Originally, Bob Kane agreed to try out Robin for just one issue—DC’s publisher Jack Liebowitz was against the idea of depicting a child constantly at risk in the middle of violence, fighting crooks. But after sales doubled on the first issue to feature the Boy Wonder, Liebowitz sheepishly agreed to keep Robin in future stories.
Batman earned his own self-titled comic book in 1940, while continuing to be featured in Detective Comics. Batman #1 (March 1940) was notable not only for introducing two of his most formidable antagonists, the Joker and Catwoman (here referred to as “the Cat”), but for a story in which Batman used a machine gun to shoot monsters. That story prompted editor Whitney Ellsworth to decree that Batman would no longer kill or use a gun—a crucial tenet of who Batman is that remains a part of his persona today.
Many other key pieces of Batman’s world were introduced in the 1940s. Batman’s home of Gotham City was first referenced by way of its local newspaper, the Gotham Gazette, in Batman #4 (Winter 1940), and the Batcave was implied through a mention of secret underground hangars in Batman #12 in 1942. The first use of the actual term and first appearance of the Batcave was in the 1942 Batman movie serial, years before its first comic book appearance in Detective Comics #83 (January 1944).
But what about the Batmobile? Let’s not forget the Dark Knight possesses the best set of wheels in the DC Universe (if not all of comics). Batman’s first car was actually an ordinary-looking red sedan, but in Batman #5 (Spring 1941), the Batmobile roared into action sporting its own bat-headed battering ram. Sadly, it was driven off a cliff in its very first appearance, but it would return and soon, the Batmobile would be established as a specially built high-powered car designed to aid Batman in his mission.
With all of the crimefighting, you’d have to assume that Bruce Wayne didn’t have much time to tidy up. Batman and Robin declared that they didn’t need a butler, but when Alfred Beagle (later changed to Pennyworth) discovered their secret identities and thwarted a gang of international crooks in Batman #16 (April 1943), he became one of their most loyal allies.
During the 1940s, the tone of the Batman stories grew more fanciful.
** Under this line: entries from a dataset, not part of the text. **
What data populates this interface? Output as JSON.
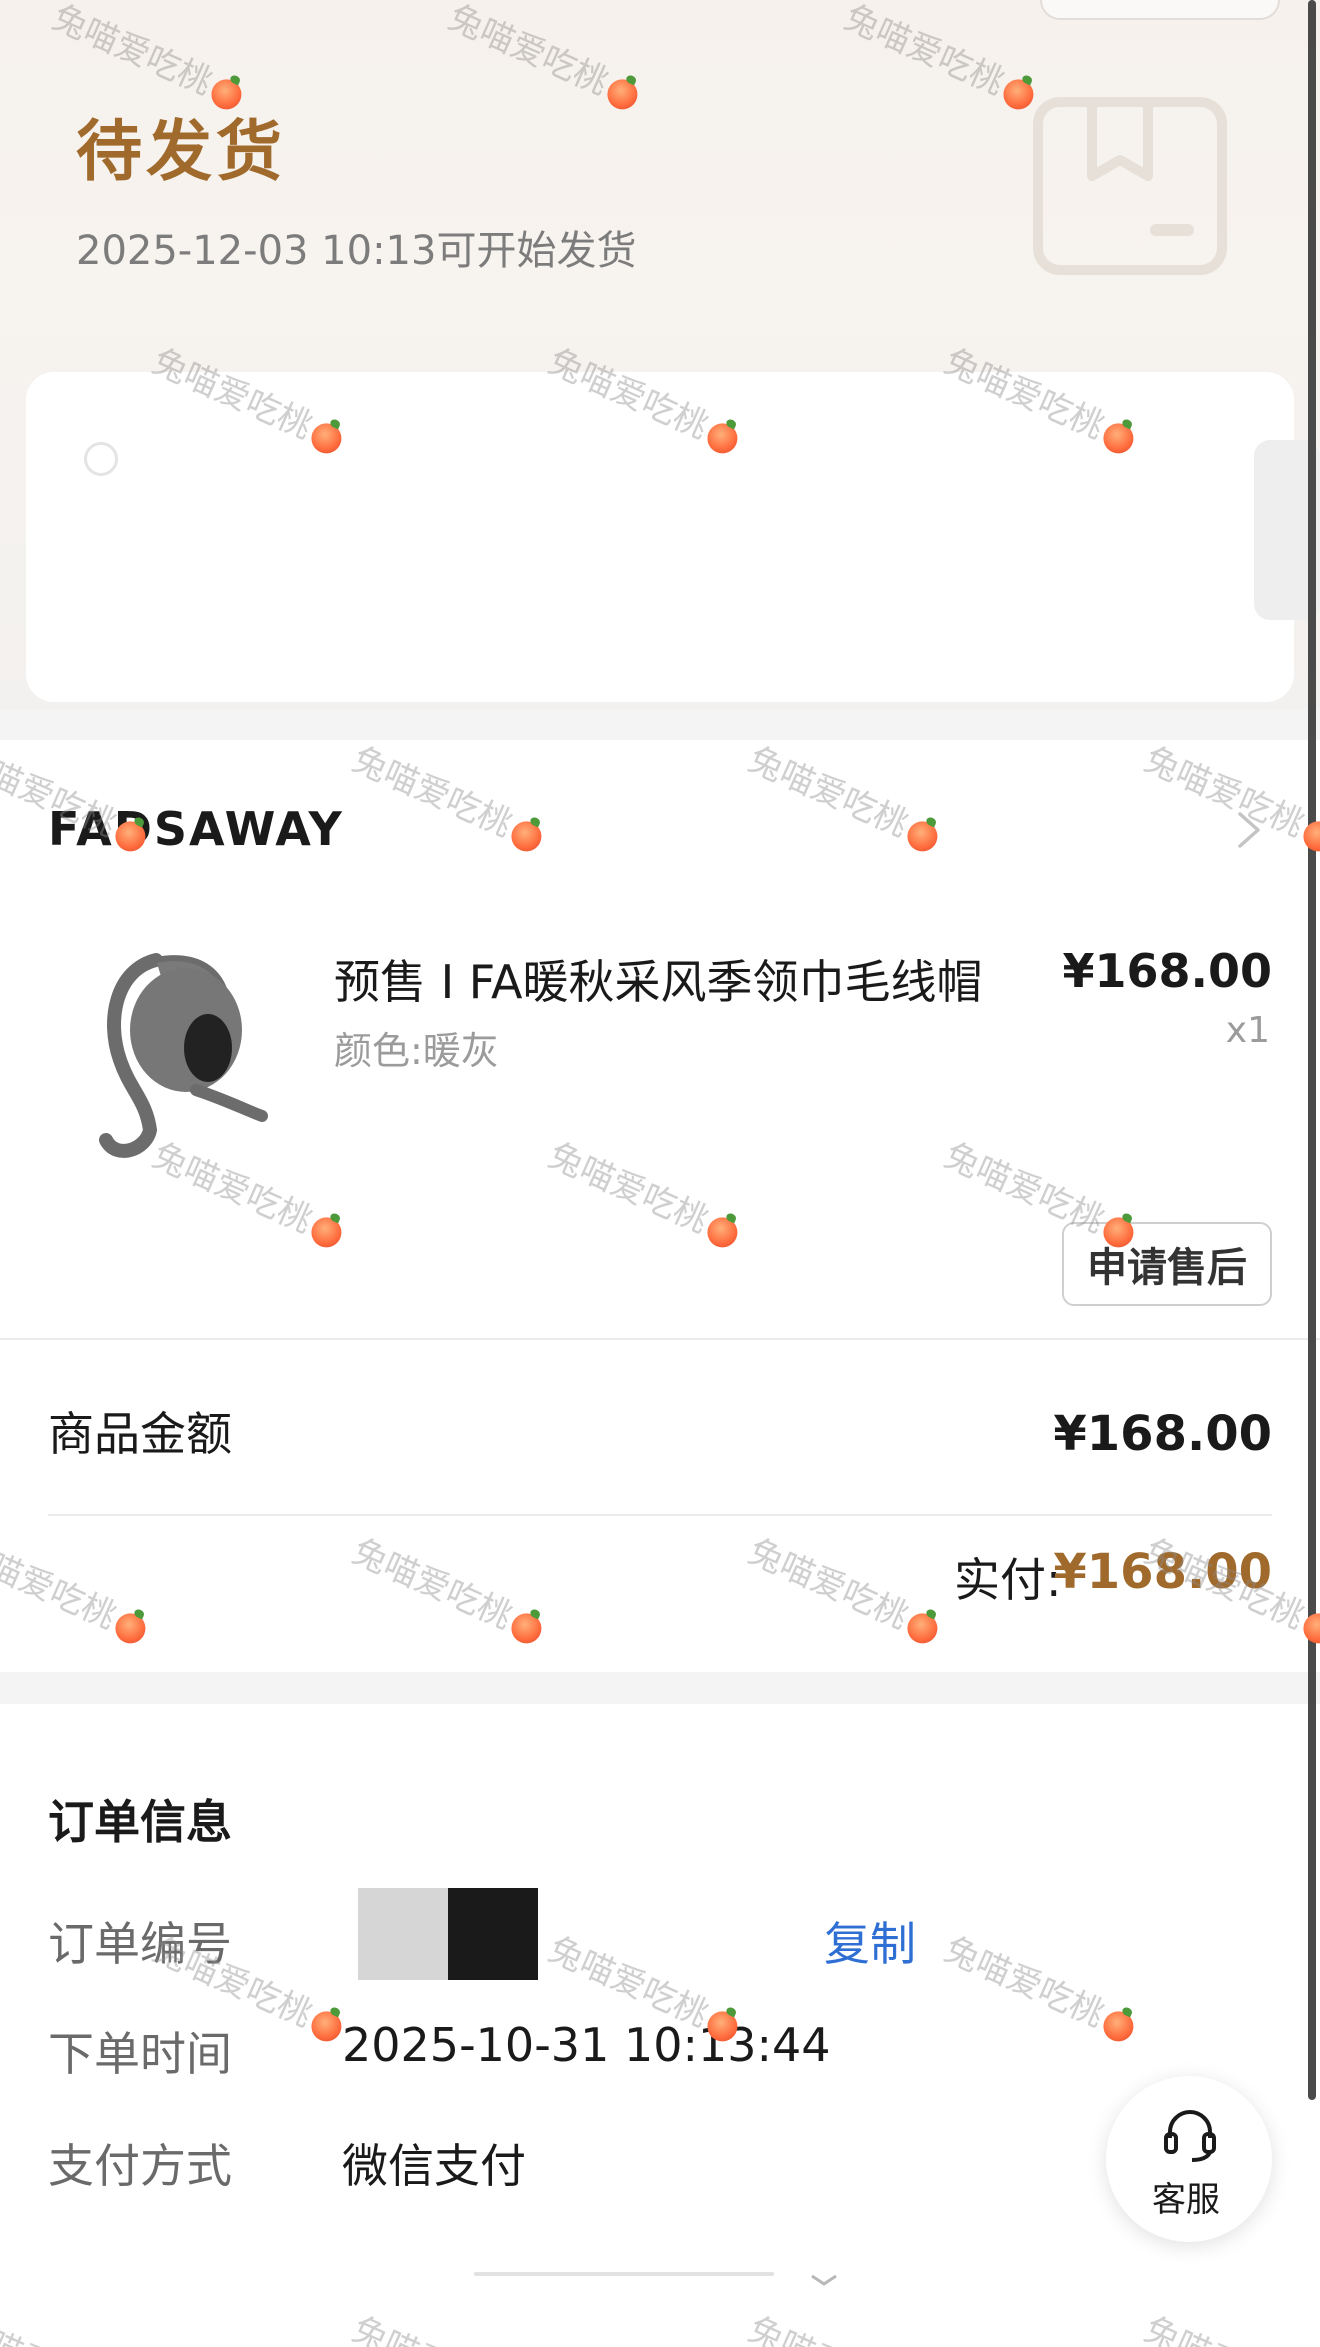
{
  "order_status": {
    "title": "待发货",
    "subtitle": "2025-12-03 10:13可开始发货"
  },
  "shop": {
    "name": "FADSAWAY"
  },
  "product": {
    "title": "预售 I FA暖秋采风季领巾毛线帽",
    "variant": "颜色:暖灰",
    "price": "¥168.00",
    "quantity": "x1",
    "after_sale_label": "申请售后"
  },
  "payment_summary": {
    "goods_amount_label": "商品金额",
    "goods_amount_value": "¥168.00",
    "paid_label": "实付:",
    "paid_value": "¥168.00"
  },
  "order_info": {
    "title": "订单信息",
    "order_number_label": "订单编号",
    "copy_label": "复制",
    "order_time_label": "下单时间",
    "order_time_value": "2025-10-31 10:13:44",
    "pay_method_label": "支付方式",
    "pay_method_value": "微信支付"
  },
  "customer_service": {
    "label": "客服"
  },
  "watermark": {
    "text": "兔喵爱吃桃"
  },
  "colors": {
    "accent": "#a06a2c",
    "link": "#2f6fd4"
  },
  "icons": {
    "status": "package-box-icon",
    "shop_nav": "chevron-right-icon",
    "customer_service": "headset-icon"
  }
}
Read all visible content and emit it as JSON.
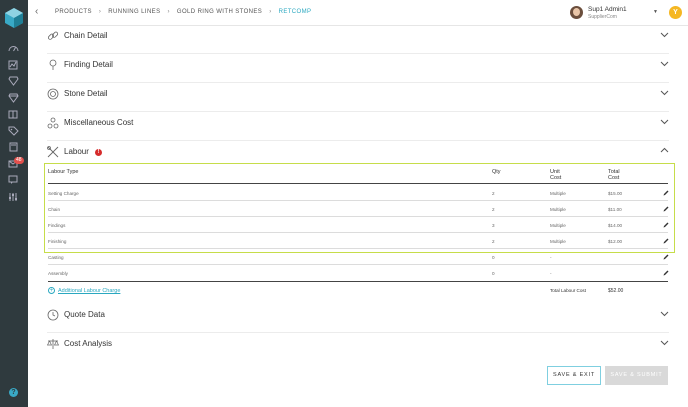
{
  "breadcrumbs": [
    {
      "label": "PRODUCTS"
    },
    {
      "label": "RUNNING LINES"
    },
    {
      "label": "GOLD RING WITH STONES"
    },
    {
      "label": "RETCOMP"
    }
  ],
  "user": {
    "name": "Sup1 Admin1",
    "company": "SupplierCom",
    "notification_initial": "Y"
  },
  "sidebar": {
    "badge_count": "48",
    "help_label": "?"
  },
  "sections": {
    "chain": "Chain Detail",
    "finding": "Finding Detail",
    "stone": "Stone Detail",
    "misc": "Miscellaneous Cost",
    "labour": "Labour",
    "quote": "Quote Data",
    "cost": "Cost Analysis"
  },
  "labour_alert": "!",
  "labour_table": {
    "headers": {
      "type": "Labour Type",
      "qty": "Qty",
      "unit_cost": "Unit\nCost",
      "total_cost": "Total\nCost"
    },
    "rows": [
      {
        "type": "Setting Charge",
        "qty": "2",
        "unit_cost": "Multiple",
        "total_cost": "$15.00"
      },
      {
        "type": "Chain",
        "qty": "2",
        "unit_cost": "Multiple",
        "total_cost": "$11.00"
      },
      {
        "type": "Findings",
        "qty": "3",
        "unit_cost": "Multiple",
        "total_cost": "$14.00"
      },
      {
        "type": "Finishing",
        "qty": "2",
        "unit_cost": "Multiple",
        "total_cost": "$12.00"
      },
      {
        "type": "Casting",
        "qty": "0",
        "unit_cost": "-",
        "total_cost": ""
      },
      {
        "type": "Assembly",
        "qty": "0",
        "unit_cost": "-",
        "total_cost": ""
      }
    ],
    "add_link": "Additional Labour Charge",
    "total_label": "Total Labour Cost",
    "total_value": "$52.00"
  },
  "buttons": {
    "save_exit": "SAVE & EXIT",
    "save_submit": "SAVE & SUBMIT"
  },
  "colors": {
    "sidebar": "#2f3a3e",
    "accent": "#2aa8c0",
    "highlight": "#c6dd4a",
    "alert": "#d62c2c",
    "notification": "#f5b722"
  }
}
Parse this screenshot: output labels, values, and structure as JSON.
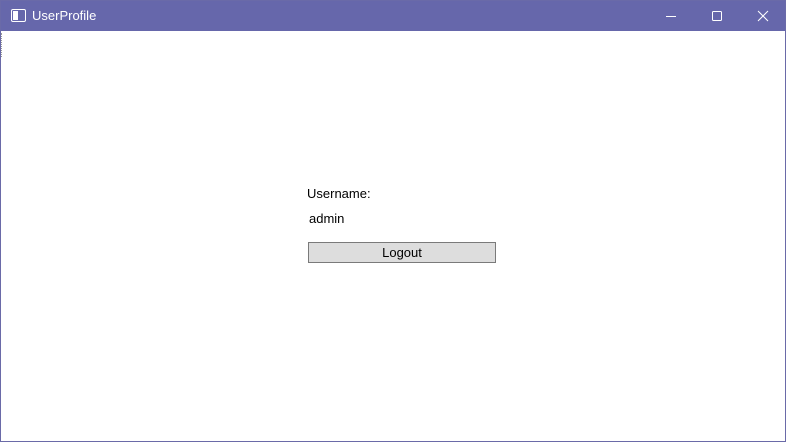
{
  "window": {
    "title": "UserProfile",
    "icon": "app-window-icon",
    "controls": {
      "minimize_icon": "minimize-icon",
      "maximize_icon": "maximize-icon",
      "close_icon": "close-icon"
    },
    "titlebar_color": "#6667ab"
  },
  "main": {
    "username_label": "Username:",
    "username_value": "admin",
    "logout_label": "Logout"
  }
}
The Joker became less of a sinister killer and more of a dangerous prankster. In a 1944 story, Batman and Robin journeyed to ancient Rome in their first time-travel adventure. Batman even found an enduring love interest when photojournalist Vicki Vale was introduced in 1948.
Oh, the ’50s!
Batman stories became somewhat bizarre during the 1950s. The caped-and-cowled hero became an unlikely science fiction star, regularly battling space aliens and robots. In one unusual transformation, he even became Zebra Batman, a radioactive black-and-white-striped menace to Gotham City.
Meanwhile, the Bat-Family was expanded further as several increasingly diverse and whimsical characters were added to the comics, including Batwoman, Batgirl, a magical imp named Bat-Mite, and even Ace the Bat-Hound, a crimefighting dog that wore a mask.
In 1954, a popular book called Seduction of the Innocent linked comic books and juvenile delinquency, leading to calls for censorship. DC’s comics were far tamer than the gory horror comics from other publishers, but there was a cleanup campaign at DC for some of the characters. This led to some unique and occasionally unfortunate results, as Batman gained a Bat-Family and fought villains approved by the Comics Code Authority. Selina Kyle (Catwoman), whose dress featured a slit up to her thigh, was seen as problematic and stopped appearing in Batman stories in 1954. She wouldn’t return in a new story until 1966.
Batman and Superman had been honorary members of the Justice Society of America in the 1940s, but both appeared separately in the same magazine, World’s Finest Comics. It wasn’t until the 1952 story, “The Mightiest Team in the World,” that they joined together in an unofficial partnership to fight crime. In that first story, Batman and Superman fought for the attention of Lois Lane—a competition won by Robin, to the surprise of both heroes.
Look for more on Batman’s long history of heroics tomorrow as part of DC’s Batman 80th anniversary celebration.